Let’s face it. If you’re trying to lose weight or cut down your calories, eating at the nearest McDonald’s or KFC should probably be the last thing on your mind.
Fast food restaurants have over recent times actually responded to the growing clamor of providing healthier, low-calorie options with fresher ingredients and none of the artificial stuff. They have each come up (quite creatively) with their own healthy items in their respective menus – from salads and grilled chicken to oatmeal and veggie burritos. But there’s one thing we’re not considering, and that’s salt. Yes, salt.
A new international study conducted by the World Action on Salt and Health (WASH) examined the salt content of the offerings of the most popular fast food chains, and let’s just say the results are something we should be paying attention to. In fact, WASH is calling for fast food restaurants and the rest of the players in the food industry to “universally reduce the salt content of their products… with children’s meals taking priority.”
The study examined the most popular kiddie meals offered to children by popular fast food chains like KFC, Burger King, McDonald’s, and Subway. The study was conducted across 37 countries around the globe, and here are the key insights and findings:
1. The salt levels are worryingly high for children.
Too much salt is not good for anyone, and especially not for children. WASH Chairman Prof. Graham MacGregor (Professor of Cardiovascular Medicine at London’s Queen Mary University) highlights that “The more salt you eat as a child, the more likely you are to have serious health issues in later life.”
Too much salt puts people at risk for hypertension, heart failure, obesity, and even strokes. For a child that’s around 4-6 years old, the maximum salt intake should just be 1 gram of salt per serving. The findings of the study show that 8 out of 10 children’s meals contain more than that maximum amount. In fact, there was 1 meal that contained the same amount of salt as 10 packets of salted crisps.
2. The salt levels vary per country.
What’s interesting is that even if they come from the same fast food chain, the salt content you would get from a KFC kiddie meal in the UK would be different from what you’d get from the same meal in Costa Rica. Whether this is due to varying tastes and supply issues, fast food chains actually do adapt their menus to the local setting, and apparently this means salt content is affected as well.
For instance, when you feed your child Hamburger & Fries in Finland, you get 1.71 more grams per serving than if you were to eat the same meal in Spain.
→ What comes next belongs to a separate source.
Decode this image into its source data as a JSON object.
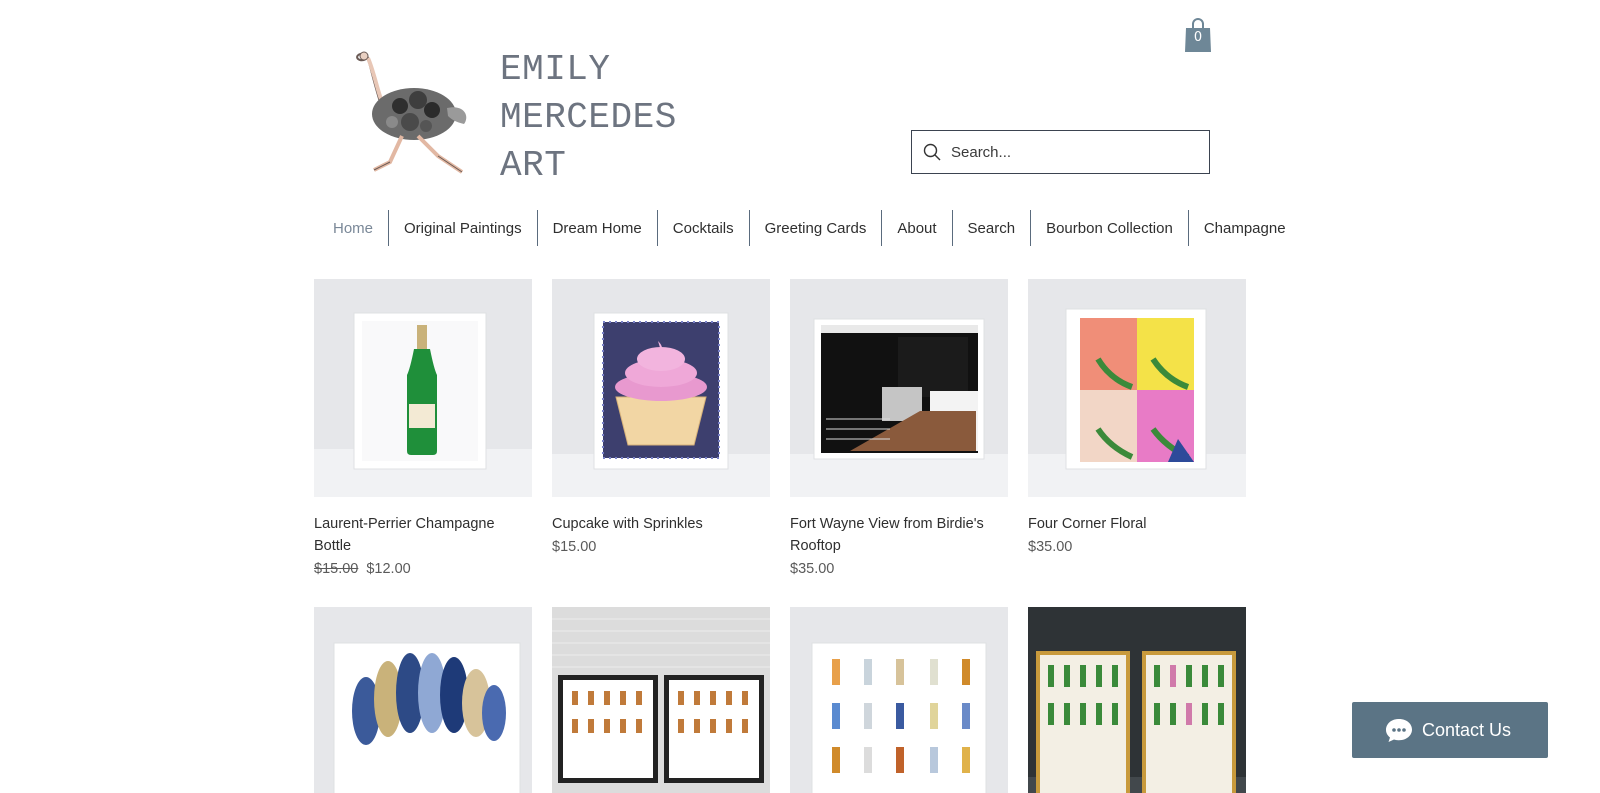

In fact, one of the study’s key findings is about KFC’s Popcorn Nuggets & Fries. “Over a year, a child in Costa Rica could be eating a WHOPPING 18 teaspoons MORE salt than a child eating the same meal in the UK.”
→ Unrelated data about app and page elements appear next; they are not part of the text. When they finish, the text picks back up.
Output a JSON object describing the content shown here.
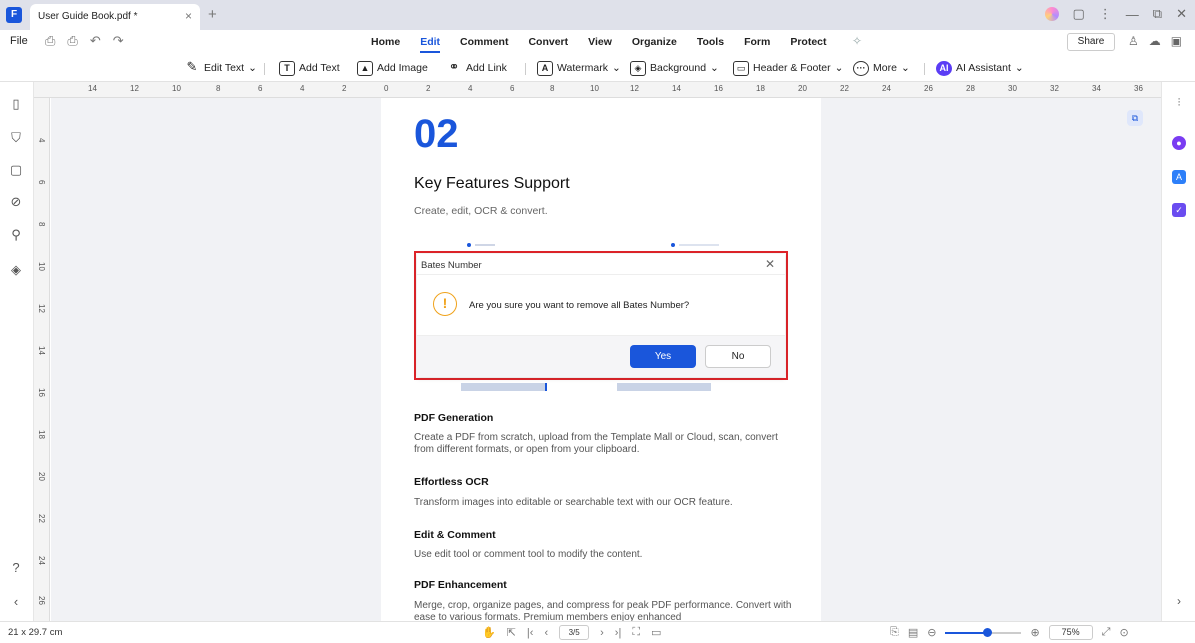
{
  "titlebar": {
    "logo": "F",
    "doc_tab_title": "User Guide Book.pdf *",
    "close_glyph": "×",
    "new_tab_glyph": "+",
    "window_controls": [
      "▢",
      "⋮",
      "—",
      "⧉",
      "✕"
    ]
  },
  "menubar": {
    "file_label": "File",
    "quick_icons": [
      "⎙",
      "⎙",
      "↶",
      "↷"
    ],
    "tabs": [
      {
        "label": "Home",
        "active": false
      },
      {
        "label": "Edit",
        "active": true
      },
      {
        "label": "Comment",
        "active": false
      },
      {
        "label": "Convert",
        "active": false
      },
      {
        "label": "View",
        "active": false
      },
      {
        "label": "Organize",
        "active": false
      },
      {
        "label": "Tools",
        "active": false
      },
      {
        "label": "Form",
        "active": false
      },
      {
        "label": "Protect",
        "active": false
      }
    ],
    "share_label": "Share"
  },
  "toolbar": {
    "edit_text": "Edit Text",
    "add_text": "Add Text",
    "add_image": "Add Image",
    "add_link": "Add Link",
    "watermark": "Watermark",
    "background": "Background",
    "header_footer": "Header & Footer",
    "more": "More",
    "ai_assistant": "AI Assistant"
  },
  "ruler": {
    "top_ticks": [
      "14",
      "12",
      "10",
      "8",
      "6",
      "4",
      "2",
      "0",
      "2",
      "4",
      "6",
      "8",
      "10",
      "12",
      "14",
      "16",
      "18",
      "20",
      "22",
      "24",
      "26",
      "28",
      "30",
      "32",
      "34",
      "36"
    ],
    "left_ticks": [
      "4",
      "6",
      "8",
      "10",
      "12",
      "14",
      "16",
      "18",
      "20",
      "22",
      "24",
      "26"
    ]
  },
  "page": {
    "number": "02",
    "heading": "Key Features Support",
    "subheading": "Create, edit, OCR & convert.",
    "sections": [
      {
        "title": "PDF Generation",
        "body": "Create a PDF from scratch, upload from the Template Mall or Cloud, scan, convert from different formats, or open from your clipboard."
      },
      {
        "title": "Effortless OCR",
        "body": "Transform images into editable or searchable text with our OCR feature."
      },
      {
        "title": "Edit & Comment",
        "body": "Use edit tool or comment tool to modify the content."
      },
      {
        "title": "PDF Enhancement",
        "body": "Merge, crop, organize pages, and compress for peak PDF performance. Convert with ease to various formats. Premium members enjoy enhanced"
      }
    ]
  },
  "dialog": {
    "title": "Bates Number",
    "message": "Are you sure you want to remove all Bates Number?",
    "warning_glyph": "!",
    "yes_label": "Yes",
    "no_label": "No",
    "close_glyph": "✕"
  },
  "statusbar": {
    "page_size": "21 x 29.7 cm",
    "page_indicator": "3/5",
    "zoom": "75%",
    "zoom_level": 0.55
  },
  "colors": {
    "accent": "#1a56db",
    "highlight": "#e0242a",
    "warning": "#f0a21a"
  }
}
The UK also ranked lowest in salt content (0.78g/serving) for McDonald’s Chicken McNuggets & Fries, a far cry from Turkey (2.40g/serving). Turkey’s Chicken McNugget numbers are followed by Venezuela, South Africa, UAE, and Poland for the highest salt content and trailing behind the UK for lowest salt content are Finland, South Korea, and the United States.
3. Fast food chains CAN reduce the levels of salt without sacrificing the popularity of their meals.
What these numbers suggest, more than anything, is that if you take it from the example of the United Kingdom, it’s actually possible to reduce salt content if you really wanted to. WASH Public Health Nutritionist and International Programme Lead Clare Farrand underscores this by saying “All children, regardless of where they are from, should be able to enjoy the occasional meal out, as a treat, without putting their health at rick.”
By showing that salt content is actually less in other countries, WASH is saying that there’s actually no reason why the fast food chains in other countries can’t follow suit. UK’s food industry actually set out and achieved a successful salt reduction program, with salt intake in the UK falling by 15% from 2001-2011. If the entire food industry is accountable, then this is easier to achieve.
Fast food restaurants will continue to be there, enjoying billion dollar sales and a horde of loyal customers. Children will continue to ask for a treat at their favorite fast food restaurant, and there is absolutely nothing wrong with this.
WASH brings these findings to light not to criticize fast food chains but to call for immediate global action that will lower these “worryingly high” salt levels and make meals more enjoyable (and a lot healthier) for everyone, especially our children.